"In C" was composed by Terry Riley in 1964. In the year of my birth, 1968, Columbia Masterworks (MS 7178) released a recording of "In C" made by Terry Riley and ten members of the Center of the Creative and Performing Arts in the State University of New York at Buffalo, one of three records released as part of its newly inaugurated "Music of Our Time" series.
In 2006, I was listening to that same recording of "In C" for the nth time, relaxing in the rapture, re-reading the liner notes, and checking out the score printed on the inner gatefold sleeve of the record. And it occurred to me -- why not translate all 53 figures into MIDI and perform a solo electronic version?
Why not? Well, it is counter to Riley's original conception of the piece, which was to be played by a very large ensemble of sensitive and complementary musicians well prepared to improvise their way through the 53 parts at their own initiative and in response to each other's musical instincts and/or decisions.
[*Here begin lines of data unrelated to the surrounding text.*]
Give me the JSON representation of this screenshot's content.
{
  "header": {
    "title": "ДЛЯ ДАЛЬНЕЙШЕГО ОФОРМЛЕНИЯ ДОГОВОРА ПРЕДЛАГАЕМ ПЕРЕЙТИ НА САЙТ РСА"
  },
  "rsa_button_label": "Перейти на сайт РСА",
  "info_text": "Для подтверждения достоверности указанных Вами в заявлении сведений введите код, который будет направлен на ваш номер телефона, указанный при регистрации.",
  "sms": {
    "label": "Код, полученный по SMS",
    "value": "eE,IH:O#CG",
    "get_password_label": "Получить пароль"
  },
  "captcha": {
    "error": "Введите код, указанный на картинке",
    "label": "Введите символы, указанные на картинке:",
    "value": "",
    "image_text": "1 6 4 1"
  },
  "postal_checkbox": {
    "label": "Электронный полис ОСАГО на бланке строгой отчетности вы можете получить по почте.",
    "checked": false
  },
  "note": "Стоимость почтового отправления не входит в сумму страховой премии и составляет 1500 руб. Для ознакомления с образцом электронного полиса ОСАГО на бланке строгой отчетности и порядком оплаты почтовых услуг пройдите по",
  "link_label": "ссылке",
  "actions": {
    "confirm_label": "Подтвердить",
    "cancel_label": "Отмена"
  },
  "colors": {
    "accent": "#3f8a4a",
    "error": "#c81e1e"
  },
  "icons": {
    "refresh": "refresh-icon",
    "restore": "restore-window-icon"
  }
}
"Why not" also presented itself as a whole host of decisions i had to make in order to realize the piece live and by myself. How large an ensemble would i attempt to emulate? I decided on 4 - any fewer seemed too few, and attempting to adopt the personage of more than four individuals seemed beyond all "reasonable" control.
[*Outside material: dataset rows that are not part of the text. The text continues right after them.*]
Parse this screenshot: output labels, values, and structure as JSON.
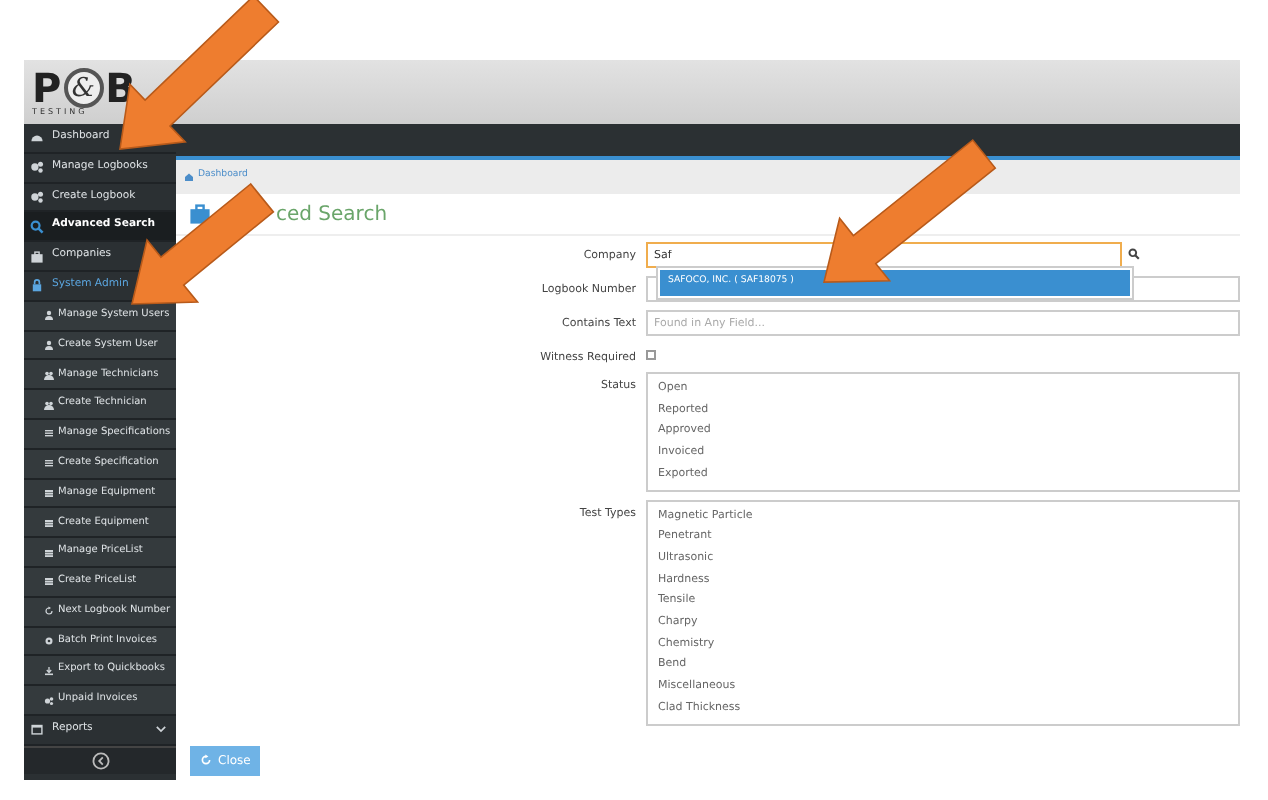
{
  "logo": {
    "initial_left": "P",
    "ampersand": "&",
    "initial_right": "B",
    "tagline": "TESTING"
  },
  "sidebar": {
    "items": [
      {
        "label": "Dashboard",
        "selected": false
      },
      {
        "label": "Manage Logbooks",
        "selected": false
      },
      {
        "label": "Create Logbook",
        "selected": false
      },
      {
        "label": "Advanced Search",
        "selected": true
      },
      {
        "label": "Companies",
        "selected": false
      },
      {
        "label": "System Admin",
        "selected": false,
        "expanded": true,
        "children": [
          {
            "label": "Manage System Users",
            "selected": false
          },
          {
            "label": "Create System User",
            "selected": false
          },
          {
            "label": "Manage Technicians",
            "selected": false
          },
          {
            "label": "Create Technician",
            "selected": false
          },
          {
            "label": "Manage Specifications",
            "selected": false
          },
          {
            "label": "Create Specification",
            "selected": false
          },
          {
            "label": "Manage Equipment",
            "selected": false
          },
          {
            "label": "Create Equipment",
            "selected": false
          },
          {
            "label": "Manage PriceList",
            "selected": false
          },
          {
            "label": "Create PriceList",
            "selected": false
          },
          {
            "label": "Next Logbook Number",
            "selected": false
          },
          {
            "label": "Batch Print Invoices",
            "selected": false
          },
          {
            "label": "Export to Quickbooks",
            "selected": false
          },
          {
            "label": "Unpaid Invoices",
            "selected": false
          }
        ]
      },
      {
        "label": "Reports",
        "selected": false,
        "expanded": false
      }
    ]
  },
  "breadcrumb": [
    "Dashboard"
  ],
  "page_title": "ced Search",
  "form": {
    "company": {
      "label": "Company",
      "value": "Saf",
      "focused": true,
      "suggestions": [
        {
          "label": "SAFOCO, INC. ( SAF18075 )",
          "selected": true
        }
      ]
    },
    "logbook_number": {
      "label": "Logbook Number"
    },
    "contains_text": {
      "label": "Contains Text",
      "placeholder": "Found in Any Field..."
    },
    "witness_required": {
      "label": "Witness Required",
      "checked": false
    },
    "status": {
      "label": "Status",
      "options": [
        "Open",
        "Reported",
        "Approved",
        "Invoiced",
        "Exported"
      ]
    },
    "test_types": {
      "label": "Test Types",
      "options": [
        "Magnetic Particle",
        "Penetrant",
        "Ultrasonic",
        "Hardness",
        "Tensile",
        "Charpy",
        "Chemistry",
        "Bend",
        "Miscellaneous",
        "Clad Thickness"
      ]
    }
  },
  "buttons": [
    {
      "label": "Close"
    }
  ],
  "annotations": [
    {
      "kind": "arrow"
    },
    {
      "kind": "arrow"
    },
    {
      "kind": "arrow"
    }
  ]
}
Thanks to the convenience of MIDI, and synthesizers, and samplers, I decided to use two voices for each "player." But what instruments? I settled on a synthesized flute, a sample of a mellotron flute, a free piano plug-in, a sample bank of percussion (miscellaneous pots and pans i'd recorded at my grandmother's house), a couple more free synthesizer plug-ins, and a couple of FM synthesizers.
I decided to fully embrace the idea of looping each of the 53 parts as I travelled through them on the various voices--an idea which is almost counter to Riley's conception of the performance, although, strictly speaking, following his own performance notes allowed for repeating each part as many times as a performer chooses.
I also decided to tune the percussion samples to taste, rather than in a one-to-one relationship with the C scale. I chose the tuning of the percussion while improvising through a few parts of the composition.
And once I'd tuned the percussion, and upon concluding that I could more-or-less handle pretending to be four electronically-influenced players at once, I decided that I wouldn't rehearse the piece - I'd just improvise my way through it for the first time at my upcoming performance.
I then decided to edit together a video piece that I would "accompany." (The finished video, available on DVD, is a tweaked-out version of a drive from just north of Houston, Texas to my family's old farm in northern Mississippi.)
Of course things went wrong during the recording… I forgot to start recording until I'd advanced through the first 10 parts - well, parts 10, 13, 11 and 12 to be exact… and I accidentally stopped recording at the moment I'd made it to parts 49, 46, 48 and 48. (This still worked out better than my traditional habit of forgetting to ever hit "record" at all.)
Unfortunately, a few years later when I finally decided, "hey - i wonder how that sounded?" I discovered that the recording was over-driven and distorted. Rather than recording/performing it again, I decided, in the spirit of the original improvised performance, to "just" do an improvised mix of that recording making extensive use of filters and EQ's to smooth out the overdriven edges. What I ended up with that afternoon is the performance you'll hear on this recording.
Lastly - "In C" is one of my very favorite pieces of music in the world, and Terry Riley is a personal hero of mine. I own four different recordings of "In C," each performed by a unique ensemble, and this is my version. This project is wholly dedicated toTerry Riley, for all the joy and inspiration he has brought me over the years.
- John A Kennedy, 2012
released August 6, 2014
"In C" was composed by the great Terry Riley